    def json(t: Array[A]): JVal = JArr(for (j <- t.toList)
                                       yield(Json.toJson(j)))
  }
}

What exactly is happening when I call toJson(j)? I see inside the definition of toJson it has an implicit e. I'm not sure how the e.json(t) is resolved, what e represents, and how it all works with the earlier trait declaration to actually create the Json instances.

Answer

TL;DR: In Haskell, the plumbing is done automatically for you, in Scala you write it yourself. (See the near 1-1 correspondence between the Haskell/Scala code.)

The implicit says that "the type T is json-able, but the definition of serialization is separate from the definition of T".

So, when you want to serialize a value, you first have to find the function that implements that operation for the type, which is what the implicit defs handle. Remember a trait will be implemented by some concrete object, and this thing has to be looked up/called. Behind the scenes, the companion object is passed an object that implements the trait and it calls the json method.

Imo, the problem with Scala typeclasses is that it exposes too much implementation detail.

It might be clearer in the equivalent Haskell, where this idea came from:

data JVal = ...

-- similar to trait Json[T]
class Json t where
  json :: t -> JVal

-- think of this as implicit def
-- Ints are serializable
instance Json Int where
  json i = JNum i

-- this says "if type a is serializable then a list of them is serializable also"
instance Json a => Json [a] where
  json vs = JArr (map json vs)

then:

json [1,2,3,4] ==> JArr [JNum 1, JNum 2, JNum 3, JNum 4]

Haskell implements this via "dictionary passing"1, i.e. imagine the typeclass instances being compiled into an object where each interface function is a method (Haskell compiles it into a record/hashmap like thing). Each instance (for a concrete type A) is a concrete record. The compiler does this transformation:

json :: Json a => a -> JVal

becomes

json :: JsonImplA -> A -> JVal

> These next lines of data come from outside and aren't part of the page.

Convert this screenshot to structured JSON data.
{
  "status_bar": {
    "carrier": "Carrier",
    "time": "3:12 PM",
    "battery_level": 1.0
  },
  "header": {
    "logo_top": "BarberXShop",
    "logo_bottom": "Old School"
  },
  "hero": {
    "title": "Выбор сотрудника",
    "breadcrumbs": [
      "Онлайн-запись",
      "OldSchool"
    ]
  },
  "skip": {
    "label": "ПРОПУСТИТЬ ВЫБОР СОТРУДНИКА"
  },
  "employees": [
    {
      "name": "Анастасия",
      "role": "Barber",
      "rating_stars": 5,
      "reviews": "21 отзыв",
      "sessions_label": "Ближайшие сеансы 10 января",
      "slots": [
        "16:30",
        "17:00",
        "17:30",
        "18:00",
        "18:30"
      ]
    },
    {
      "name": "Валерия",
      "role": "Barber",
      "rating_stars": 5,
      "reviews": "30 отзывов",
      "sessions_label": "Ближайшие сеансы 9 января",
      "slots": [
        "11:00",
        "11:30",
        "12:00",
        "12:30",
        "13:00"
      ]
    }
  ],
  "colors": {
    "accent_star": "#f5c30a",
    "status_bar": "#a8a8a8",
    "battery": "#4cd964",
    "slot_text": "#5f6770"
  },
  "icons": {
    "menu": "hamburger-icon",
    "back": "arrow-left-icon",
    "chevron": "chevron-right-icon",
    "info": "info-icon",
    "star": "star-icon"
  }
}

i.e. the function just extracts the relevant implementation from the record. The "implicit record argument" for a type a is filled in automatically by the compiler based on the actual type parameter (assuming you defined an instance for it).

To translate this to the equivalent meanings in Scala, the trait (class ...) defines the signature of an object that the complier should implicitly look up. The implicit defs (instance ...) implement that trait and make objects visible only to the compiler, that it can plug into places that expect implicit values at compile time. The Object Json thing is just boilerplate.